In terms of the 5 people who went back abroad, I know for sure that one guy in America secured a job right off the bat, in a mixed dev/business role. I don’t know about the other 4 at the moment, or about the other 2 here in London who didn’t want dev jobs, but I’m confident they will all be settled into something in the next few weeks, if they’re not already.
The salary offers that I have heard have ranged from £20k up to £30k (an outlier), but most fall somewhere in the middle.
So really, 3 weeks out from the course, with 3 months of learning code and that’s not so bad. I’m really excited about my new job and really looking forward to working with Adam, and with the 2 guys already on board as they are both super nice and incredible designers from whom I have a lot to learn.

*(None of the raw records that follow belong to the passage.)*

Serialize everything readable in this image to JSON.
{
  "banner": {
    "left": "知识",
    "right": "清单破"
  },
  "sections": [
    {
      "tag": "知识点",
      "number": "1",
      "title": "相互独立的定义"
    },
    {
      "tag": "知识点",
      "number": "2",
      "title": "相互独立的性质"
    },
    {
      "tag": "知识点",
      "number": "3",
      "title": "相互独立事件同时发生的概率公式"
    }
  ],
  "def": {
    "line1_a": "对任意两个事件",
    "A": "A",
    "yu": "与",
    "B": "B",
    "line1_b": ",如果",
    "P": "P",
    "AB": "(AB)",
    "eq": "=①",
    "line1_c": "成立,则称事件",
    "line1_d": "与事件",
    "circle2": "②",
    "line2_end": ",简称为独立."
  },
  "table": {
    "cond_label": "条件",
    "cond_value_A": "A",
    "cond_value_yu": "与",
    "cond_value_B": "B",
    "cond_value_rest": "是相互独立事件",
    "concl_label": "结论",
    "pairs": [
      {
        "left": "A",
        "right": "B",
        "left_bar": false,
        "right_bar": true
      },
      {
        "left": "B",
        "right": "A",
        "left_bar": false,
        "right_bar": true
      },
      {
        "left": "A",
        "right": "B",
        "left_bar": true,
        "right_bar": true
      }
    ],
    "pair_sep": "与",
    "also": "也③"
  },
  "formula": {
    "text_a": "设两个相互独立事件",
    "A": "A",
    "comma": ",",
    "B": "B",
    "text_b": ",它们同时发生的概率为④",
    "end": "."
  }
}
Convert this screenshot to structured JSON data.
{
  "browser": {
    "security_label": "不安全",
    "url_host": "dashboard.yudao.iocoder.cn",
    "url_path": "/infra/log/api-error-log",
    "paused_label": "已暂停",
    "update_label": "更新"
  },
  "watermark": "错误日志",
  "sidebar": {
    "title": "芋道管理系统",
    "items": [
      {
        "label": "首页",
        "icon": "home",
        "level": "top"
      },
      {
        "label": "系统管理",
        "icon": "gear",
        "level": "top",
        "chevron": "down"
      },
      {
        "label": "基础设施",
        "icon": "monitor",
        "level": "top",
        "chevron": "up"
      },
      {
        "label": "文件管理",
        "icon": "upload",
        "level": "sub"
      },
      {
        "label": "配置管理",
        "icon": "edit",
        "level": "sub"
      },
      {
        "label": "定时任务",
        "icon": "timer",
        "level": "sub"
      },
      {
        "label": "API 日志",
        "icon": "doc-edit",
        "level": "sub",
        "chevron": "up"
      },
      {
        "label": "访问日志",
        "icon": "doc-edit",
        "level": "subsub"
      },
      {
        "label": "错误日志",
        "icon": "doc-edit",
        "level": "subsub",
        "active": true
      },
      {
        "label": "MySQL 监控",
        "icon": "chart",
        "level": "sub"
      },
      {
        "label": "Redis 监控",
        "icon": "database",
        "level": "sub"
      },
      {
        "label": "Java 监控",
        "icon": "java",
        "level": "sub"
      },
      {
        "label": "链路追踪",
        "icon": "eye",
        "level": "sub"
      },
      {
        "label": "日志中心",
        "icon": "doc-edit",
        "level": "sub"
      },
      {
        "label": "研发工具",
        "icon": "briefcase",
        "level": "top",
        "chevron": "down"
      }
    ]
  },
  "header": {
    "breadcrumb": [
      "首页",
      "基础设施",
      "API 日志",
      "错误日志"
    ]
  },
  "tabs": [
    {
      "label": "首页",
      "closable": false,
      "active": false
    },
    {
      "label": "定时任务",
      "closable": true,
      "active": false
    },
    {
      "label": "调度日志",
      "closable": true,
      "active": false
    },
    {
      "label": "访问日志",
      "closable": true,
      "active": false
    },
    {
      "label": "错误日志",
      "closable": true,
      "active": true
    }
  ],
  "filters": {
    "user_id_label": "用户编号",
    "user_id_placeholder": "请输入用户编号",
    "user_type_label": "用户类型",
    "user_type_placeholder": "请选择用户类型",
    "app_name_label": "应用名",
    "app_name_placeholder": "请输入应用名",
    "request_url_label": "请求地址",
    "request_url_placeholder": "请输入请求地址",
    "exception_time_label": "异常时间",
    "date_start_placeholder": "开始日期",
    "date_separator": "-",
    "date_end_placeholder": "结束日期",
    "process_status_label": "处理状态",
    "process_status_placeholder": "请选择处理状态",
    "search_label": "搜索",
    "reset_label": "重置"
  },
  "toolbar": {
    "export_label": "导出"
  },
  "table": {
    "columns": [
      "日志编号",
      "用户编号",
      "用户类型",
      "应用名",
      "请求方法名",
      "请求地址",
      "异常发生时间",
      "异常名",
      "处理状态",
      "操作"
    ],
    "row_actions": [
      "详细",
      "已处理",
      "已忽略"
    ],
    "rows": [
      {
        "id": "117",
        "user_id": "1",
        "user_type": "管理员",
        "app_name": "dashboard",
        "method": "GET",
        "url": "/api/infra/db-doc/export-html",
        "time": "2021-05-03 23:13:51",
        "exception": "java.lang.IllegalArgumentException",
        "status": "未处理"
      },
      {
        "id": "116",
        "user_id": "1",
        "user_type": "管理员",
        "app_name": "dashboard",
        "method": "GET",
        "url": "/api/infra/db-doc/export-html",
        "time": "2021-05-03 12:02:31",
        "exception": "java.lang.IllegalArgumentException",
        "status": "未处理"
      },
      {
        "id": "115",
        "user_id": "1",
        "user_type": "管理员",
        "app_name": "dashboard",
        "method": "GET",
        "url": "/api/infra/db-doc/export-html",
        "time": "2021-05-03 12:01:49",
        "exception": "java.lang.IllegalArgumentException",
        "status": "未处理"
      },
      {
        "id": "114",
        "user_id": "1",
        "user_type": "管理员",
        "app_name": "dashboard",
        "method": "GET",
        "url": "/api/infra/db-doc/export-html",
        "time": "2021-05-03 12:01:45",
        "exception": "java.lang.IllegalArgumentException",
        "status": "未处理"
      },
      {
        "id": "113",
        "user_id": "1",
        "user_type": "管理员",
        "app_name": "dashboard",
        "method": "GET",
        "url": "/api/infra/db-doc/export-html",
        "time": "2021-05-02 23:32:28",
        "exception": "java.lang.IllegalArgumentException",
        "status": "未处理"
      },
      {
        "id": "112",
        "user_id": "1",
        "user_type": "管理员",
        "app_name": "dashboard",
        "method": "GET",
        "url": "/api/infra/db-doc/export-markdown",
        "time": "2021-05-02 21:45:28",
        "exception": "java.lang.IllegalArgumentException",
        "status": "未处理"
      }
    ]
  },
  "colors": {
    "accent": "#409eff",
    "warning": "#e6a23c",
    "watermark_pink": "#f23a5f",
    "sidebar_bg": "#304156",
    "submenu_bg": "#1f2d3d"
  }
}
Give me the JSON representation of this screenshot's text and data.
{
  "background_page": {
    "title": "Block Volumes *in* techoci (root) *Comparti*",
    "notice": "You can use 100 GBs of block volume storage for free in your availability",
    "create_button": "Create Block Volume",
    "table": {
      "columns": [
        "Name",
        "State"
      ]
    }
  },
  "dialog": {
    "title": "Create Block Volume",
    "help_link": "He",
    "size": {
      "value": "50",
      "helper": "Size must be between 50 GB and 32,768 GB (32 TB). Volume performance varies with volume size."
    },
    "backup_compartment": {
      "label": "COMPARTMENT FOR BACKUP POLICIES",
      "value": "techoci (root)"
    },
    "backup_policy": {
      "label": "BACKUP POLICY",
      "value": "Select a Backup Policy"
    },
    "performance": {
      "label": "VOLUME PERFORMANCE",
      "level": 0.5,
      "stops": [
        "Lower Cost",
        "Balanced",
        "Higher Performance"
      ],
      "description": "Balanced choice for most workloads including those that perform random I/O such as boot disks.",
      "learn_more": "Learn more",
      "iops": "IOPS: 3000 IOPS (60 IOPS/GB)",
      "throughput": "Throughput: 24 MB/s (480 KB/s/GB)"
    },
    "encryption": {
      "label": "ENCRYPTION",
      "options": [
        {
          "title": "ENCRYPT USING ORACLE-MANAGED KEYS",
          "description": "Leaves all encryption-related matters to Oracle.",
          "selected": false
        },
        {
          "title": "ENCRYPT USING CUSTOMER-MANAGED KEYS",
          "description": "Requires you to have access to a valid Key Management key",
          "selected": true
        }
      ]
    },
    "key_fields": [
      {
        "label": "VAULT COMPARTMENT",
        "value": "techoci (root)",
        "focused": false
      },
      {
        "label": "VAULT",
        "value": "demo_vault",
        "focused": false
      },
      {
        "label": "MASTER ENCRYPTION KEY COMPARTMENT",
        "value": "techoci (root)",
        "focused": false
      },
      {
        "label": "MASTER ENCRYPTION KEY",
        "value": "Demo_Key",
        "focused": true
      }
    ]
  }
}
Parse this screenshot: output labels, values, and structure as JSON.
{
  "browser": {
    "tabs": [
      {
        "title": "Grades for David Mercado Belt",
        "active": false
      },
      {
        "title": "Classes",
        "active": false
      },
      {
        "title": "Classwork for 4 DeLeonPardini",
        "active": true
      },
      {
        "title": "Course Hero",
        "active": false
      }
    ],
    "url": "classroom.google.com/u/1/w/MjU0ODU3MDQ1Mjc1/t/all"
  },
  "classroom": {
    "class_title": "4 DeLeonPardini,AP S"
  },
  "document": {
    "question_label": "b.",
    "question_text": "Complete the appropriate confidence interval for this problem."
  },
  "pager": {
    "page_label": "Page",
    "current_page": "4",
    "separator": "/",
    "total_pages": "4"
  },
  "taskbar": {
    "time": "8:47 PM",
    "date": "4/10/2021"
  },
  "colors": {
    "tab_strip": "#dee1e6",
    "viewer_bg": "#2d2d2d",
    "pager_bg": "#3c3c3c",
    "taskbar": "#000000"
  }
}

In terms of keeping skills fresh, we have all been trying to pursue our own projects independently and learn a few things here and there in between interviews. Things that I really want to learn on my own now are some js frameworks like Backbone, Angular and Node, brushing up on testing like Jasmine and Rspec, and maybe messing around with a few new languages like python/django and php. CJ and I may be working on an independent paid project over the next few months, and I know I already have other requests from friends that will be added to the long list of things to do when I’m not at work. I will also be creating my personal website over the next few weeks as well, so will post that when it’s complete.
Finally, I can’t be kept from GA and I’ve actually enrolled on a new long-form course, the 12 week User Experience Design class. It only runs on Sundays for 4.5 hours, which is time consuming, but no where near as demanding as WDI. It will be interesting to learn more about this process of who we’re building websites for before just building them as we see fit. I need to come up with a final project idea though, which I’m struggling to do, but I’ll get there. We’ve only had one class so far, so 11 to go!
Not a bad send-off from GA. After such an intense 3 months, it is only fitting that the month following has been equally so. I’m optimistic about my prospects and looking forward to my first official role as a web developer!